Being arrested and convicted of a drug crime in Georgia comes with serious penalties. Depending on the type and amount of drug, you may face jail or prison time on top of any other penalties.
One of the problems with this approach is that often people possessing or using drugs are addicted and sending them to jail or prison is not likely to aid in treating that addiction. If you find yourself in this situation, you might naturally prefer being ordered to go to rehabilitation instead of to jail. But what are your chances of that?
Convincing a prosecutor or judge to order you to attend rehabilitation instead of going to prison can be extremely challenging. There are currently a high number of people battling drug addiction in prisons for drug-related crimes. Many of these crimes are for non-violent offenses, such as drug possession.

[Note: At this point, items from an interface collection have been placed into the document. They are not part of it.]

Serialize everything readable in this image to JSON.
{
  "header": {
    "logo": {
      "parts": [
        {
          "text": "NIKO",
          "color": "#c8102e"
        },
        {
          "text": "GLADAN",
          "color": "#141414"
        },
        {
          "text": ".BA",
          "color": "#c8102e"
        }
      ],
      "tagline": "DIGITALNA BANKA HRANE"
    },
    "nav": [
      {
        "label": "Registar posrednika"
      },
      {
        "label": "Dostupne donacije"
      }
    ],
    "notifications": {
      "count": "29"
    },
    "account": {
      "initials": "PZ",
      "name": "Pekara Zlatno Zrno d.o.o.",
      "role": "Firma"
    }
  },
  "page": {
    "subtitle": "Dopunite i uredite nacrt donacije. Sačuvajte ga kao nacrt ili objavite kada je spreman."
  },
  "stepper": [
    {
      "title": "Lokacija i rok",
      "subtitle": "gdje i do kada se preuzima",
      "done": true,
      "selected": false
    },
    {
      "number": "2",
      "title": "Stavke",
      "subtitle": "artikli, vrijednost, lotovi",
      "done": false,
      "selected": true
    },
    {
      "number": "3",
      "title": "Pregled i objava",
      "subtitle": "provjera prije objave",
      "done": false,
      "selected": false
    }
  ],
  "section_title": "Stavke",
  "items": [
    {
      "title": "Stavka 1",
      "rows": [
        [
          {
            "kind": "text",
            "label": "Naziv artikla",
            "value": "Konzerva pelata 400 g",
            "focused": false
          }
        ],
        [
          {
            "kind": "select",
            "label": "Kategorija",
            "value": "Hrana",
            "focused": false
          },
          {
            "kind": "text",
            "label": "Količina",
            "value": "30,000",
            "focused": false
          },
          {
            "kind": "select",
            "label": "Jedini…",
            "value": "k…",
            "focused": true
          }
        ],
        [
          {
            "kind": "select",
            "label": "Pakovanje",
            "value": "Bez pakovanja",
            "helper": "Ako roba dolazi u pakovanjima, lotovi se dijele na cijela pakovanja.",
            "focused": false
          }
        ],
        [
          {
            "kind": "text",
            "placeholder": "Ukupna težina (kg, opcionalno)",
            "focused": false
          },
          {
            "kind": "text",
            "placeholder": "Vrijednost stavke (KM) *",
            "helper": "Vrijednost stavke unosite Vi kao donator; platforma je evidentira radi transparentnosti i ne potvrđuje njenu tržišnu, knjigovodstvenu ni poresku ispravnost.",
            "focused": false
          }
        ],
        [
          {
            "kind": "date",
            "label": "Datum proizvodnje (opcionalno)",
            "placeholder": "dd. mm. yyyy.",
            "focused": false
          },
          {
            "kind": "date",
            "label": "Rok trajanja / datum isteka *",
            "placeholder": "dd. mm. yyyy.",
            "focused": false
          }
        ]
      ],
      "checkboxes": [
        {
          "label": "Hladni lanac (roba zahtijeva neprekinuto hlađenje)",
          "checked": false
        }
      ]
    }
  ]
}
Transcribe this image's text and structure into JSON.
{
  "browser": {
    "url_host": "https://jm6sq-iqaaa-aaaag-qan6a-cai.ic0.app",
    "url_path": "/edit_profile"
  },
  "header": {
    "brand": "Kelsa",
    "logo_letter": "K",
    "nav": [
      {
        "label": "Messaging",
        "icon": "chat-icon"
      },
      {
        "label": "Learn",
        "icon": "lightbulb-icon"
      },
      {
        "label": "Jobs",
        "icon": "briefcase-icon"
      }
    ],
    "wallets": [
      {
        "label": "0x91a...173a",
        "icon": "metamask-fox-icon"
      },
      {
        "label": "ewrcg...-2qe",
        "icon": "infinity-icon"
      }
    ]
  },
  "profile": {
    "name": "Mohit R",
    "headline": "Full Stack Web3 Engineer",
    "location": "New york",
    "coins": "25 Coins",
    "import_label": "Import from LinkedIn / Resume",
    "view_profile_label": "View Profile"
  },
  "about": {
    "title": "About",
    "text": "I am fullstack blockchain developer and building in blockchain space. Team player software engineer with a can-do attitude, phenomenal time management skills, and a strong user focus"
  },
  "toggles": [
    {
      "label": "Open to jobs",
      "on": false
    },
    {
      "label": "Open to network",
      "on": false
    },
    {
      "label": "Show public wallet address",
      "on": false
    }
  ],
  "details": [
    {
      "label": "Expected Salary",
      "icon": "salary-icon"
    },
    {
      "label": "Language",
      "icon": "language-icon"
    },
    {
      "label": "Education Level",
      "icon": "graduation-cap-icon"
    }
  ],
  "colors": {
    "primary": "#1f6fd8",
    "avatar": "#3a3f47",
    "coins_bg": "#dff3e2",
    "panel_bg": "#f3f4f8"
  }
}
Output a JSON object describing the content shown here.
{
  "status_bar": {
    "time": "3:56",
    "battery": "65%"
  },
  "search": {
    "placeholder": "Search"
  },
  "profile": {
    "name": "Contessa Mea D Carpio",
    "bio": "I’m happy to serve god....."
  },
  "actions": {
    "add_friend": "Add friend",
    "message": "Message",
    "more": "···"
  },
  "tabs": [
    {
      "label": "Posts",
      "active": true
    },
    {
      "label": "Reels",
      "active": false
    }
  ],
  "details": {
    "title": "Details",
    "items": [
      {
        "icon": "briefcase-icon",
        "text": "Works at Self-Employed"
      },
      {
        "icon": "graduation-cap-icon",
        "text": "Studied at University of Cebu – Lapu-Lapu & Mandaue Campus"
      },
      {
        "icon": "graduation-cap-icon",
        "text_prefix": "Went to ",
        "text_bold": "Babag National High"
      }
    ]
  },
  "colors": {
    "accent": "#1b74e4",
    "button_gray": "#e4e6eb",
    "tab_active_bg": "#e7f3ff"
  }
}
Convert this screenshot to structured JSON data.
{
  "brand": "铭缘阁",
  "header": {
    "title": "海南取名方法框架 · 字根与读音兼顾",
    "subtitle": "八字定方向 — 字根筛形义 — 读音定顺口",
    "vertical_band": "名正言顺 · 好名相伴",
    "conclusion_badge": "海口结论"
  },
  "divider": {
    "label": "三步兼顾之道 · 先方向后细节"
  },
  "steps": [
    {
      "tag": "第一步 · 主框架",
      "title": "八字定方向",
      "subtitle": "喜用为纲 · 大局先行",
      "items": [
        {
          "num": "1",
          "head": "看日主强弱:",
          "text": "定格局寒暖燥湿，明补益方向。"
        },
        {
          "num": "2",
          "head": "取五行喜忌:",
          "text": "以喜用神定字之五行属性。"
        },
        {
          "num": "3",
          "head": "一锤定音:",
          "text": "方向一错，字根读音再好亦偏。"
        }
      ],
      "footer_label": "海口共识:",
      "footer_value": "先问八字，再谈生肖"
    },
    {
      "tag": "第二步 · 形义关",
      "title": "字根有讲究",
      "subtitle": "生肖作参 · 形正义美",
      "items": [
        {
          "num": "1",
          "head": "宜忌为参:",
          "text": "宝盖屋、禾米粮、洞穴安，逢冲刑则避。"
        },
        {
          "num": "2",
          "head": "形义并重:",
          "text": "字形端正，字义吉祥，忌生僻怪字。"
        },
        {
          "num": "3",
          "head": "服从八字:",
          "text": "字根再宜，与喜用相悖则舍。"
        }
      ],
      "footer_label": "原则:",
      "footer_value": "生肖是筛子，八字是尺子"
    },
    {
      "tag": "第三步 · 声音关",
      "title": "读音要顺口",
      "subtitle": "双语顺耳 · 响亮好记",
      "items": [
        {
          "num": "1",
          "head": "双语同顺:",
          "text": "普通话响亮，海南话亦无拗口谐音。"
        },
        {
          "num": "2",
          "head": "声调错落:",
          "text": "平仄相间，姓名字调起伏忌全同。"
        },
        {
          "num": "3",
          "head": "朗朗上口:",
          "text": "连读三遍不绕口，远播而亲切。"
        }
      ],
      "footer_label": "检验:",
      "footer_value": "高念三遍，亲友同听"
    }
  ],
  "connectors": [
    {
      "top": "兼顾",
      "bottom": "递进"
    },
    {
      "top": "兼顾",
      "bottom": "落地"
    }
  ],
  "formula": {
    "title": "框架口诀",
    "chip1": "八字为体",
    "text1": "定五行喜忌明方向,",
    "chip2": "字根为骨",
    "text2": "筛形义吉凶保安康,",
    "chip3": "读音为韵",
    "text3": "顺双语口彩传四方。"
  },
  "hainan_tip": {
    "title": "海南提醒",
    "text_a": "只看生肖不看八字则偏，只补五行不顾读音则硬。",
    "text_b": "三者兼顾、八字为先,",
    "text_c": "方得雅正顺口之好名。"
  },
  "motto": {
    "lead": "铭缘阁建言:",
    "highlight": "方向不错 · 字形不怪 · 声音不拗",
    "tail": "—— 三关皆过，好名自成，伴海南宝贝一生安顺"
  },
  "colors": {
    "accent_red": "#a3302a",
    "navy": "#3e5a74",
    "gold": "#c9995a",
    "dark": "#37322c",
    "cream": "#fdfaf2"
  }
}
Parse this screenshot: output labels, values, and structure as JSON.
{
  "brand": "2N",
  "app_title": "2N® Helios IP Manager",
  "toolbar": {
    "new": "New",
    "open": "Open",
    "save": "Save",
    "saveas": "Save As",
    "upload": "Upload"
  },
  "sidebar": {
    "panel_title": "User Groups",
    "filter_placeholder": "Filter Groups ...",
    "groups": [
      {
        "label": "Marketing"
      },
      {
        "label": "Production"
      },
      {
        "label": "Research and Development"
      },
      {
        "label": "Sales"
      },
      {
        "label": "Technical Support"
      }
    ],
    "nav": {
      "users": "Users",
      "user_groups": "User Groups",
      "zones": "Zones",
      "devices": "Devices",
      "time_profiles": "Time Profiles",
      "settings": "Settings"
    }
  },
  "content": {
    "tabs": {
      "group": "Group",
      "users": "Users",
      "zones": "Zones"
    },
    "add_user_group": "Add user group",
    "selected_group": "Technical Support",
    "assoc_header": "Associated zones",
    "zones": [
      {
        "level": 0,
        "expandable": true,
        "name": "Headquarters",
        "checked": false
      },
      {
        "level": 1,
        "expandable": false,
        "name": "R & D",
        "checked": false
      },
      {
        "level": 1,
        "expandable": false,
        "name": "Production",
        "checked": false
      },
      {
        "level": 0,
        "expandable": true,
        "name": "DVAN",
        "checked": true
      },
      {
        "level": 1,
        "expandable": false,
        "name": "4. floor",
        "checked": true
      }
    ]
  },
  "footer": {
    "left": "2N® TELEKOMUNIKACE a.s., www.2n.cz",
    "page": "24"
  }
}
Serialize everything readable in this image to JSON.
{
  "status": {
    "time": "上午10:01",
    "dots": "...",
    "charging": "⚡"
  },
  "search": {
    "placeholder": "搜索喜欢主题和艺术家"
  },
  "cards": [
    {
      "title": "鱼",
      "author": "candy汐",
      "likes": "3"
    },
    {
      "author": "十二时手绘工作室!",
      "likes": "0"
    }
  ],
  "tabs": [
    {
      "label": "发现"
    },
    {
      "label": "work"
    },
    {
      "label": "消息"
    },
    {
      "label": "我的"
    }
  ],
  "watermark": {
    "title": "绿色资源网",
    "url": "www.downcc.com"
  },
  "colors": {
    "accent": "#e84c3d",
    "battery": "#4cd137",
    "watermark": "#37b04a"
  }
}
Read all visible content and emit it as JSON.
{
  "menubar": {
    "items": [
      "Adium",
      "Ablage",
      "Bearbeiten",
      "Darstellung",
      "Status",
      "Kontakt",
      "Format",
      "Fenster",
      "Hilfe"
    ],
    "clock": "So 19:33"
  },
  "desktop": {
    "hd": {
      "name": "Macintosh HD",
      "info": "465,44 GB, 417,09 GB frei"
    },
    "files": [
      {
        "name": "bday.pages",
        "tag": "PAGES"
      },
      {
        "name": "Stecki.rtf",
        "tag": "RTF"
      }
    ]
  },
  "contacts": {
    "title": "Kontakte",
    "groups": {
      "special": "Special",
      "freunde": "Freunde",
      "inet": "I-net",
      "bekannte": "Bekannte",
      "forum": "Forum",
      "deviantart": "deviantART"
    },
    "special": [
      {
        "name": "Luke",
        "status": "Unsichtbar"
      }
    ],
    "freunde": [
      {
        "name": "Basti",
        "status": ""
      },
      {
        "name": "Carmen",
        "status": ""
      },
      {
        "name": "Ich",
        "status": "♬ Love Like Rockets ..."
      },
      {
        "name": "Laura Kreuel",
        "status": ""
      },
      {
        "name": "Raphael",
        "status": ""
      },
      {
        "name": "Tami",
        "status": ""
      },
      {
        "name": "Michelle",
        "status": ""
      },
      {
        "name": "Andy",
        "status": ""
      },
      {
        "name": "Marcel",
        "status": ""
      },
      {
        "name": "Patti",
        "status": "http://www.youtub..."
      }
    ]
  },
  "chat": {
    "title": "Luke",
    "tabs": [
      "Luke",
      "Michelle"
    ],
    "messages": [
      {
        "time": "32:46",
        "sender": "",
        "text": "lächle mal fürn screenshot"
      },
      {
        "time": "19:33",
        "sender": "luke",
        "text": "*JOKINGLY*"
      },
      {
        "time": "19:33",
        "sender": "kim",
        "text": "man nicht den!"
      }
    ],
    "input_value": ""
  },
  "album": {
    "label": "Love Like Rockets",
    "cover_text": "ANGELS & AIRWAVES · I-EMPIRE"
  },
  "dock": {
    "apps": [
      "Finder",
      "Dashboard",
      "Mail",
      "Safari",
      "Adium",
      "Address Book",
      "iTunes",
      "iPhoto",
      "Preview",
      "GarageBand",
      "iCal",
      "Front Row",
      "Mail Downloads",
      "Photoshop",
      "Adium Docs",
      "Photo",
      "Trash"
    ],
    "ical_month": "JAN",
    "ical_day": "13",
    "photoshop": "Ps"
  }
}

Unfortunately, jail or prison sentences are more likely to keep people in the cycle of addiction. However, court-ordered rehabilitation or treatment programs exist to help people treat their addiction, get into recovery and move forward with their lives.
Georgia’s pre-trial diversion program and its requirements
Georgia has a pretrial diversion program that serves as an alternative to a criminal sentence. To qualify for this program, you must be a first-time offender with no previous arrests or convictions for a misdemeanor or felony offense.
However, sometimes exceptions are made. Pretrial diversion could be offered if you have arrests on your record but no convictions or were only convicted of minor traffic violations.
One final requirement is that you must not have already participated in any other programs and have no other pending criminal charges.
The pretrial diversion program generally involves attending counseling or taking classes designed to help you obtain sobriety and become a productive member of society.
If you successfully complete the pretrial diversion program, the judge signs a dismissal order and your drug charges are dismissed.
Helping you avoid becoming part of the system
Struggling with drug abuse and addiction increases your chance of ending up involved with the criminal justice system at some point facing drug charges. Once you are charged with a drug-related crime you become part of the system which is sometimes very hard to get out of.
Additionally, no matter what the ultimate penalties you receive are, having a criminal record is going to have a negative effect on many areas of your life. You may face trouble passing background checks, securing employment or renting a place to live. Some friends or family may now label you a drug addict and avoid or cut ties with you.
These are all reasons why it is important to mount the strongest possible criminal defense. There are several potential defenses available to drug charges and one or more could apply to your situation.
However, if it looks like a conviction is likely, it helps to have someone on your side to help negotiate the best possible outcome for you. A plea deal that includes attending the pretrial diversion program as part of its terms is a much better option than one that involves jail or prison time.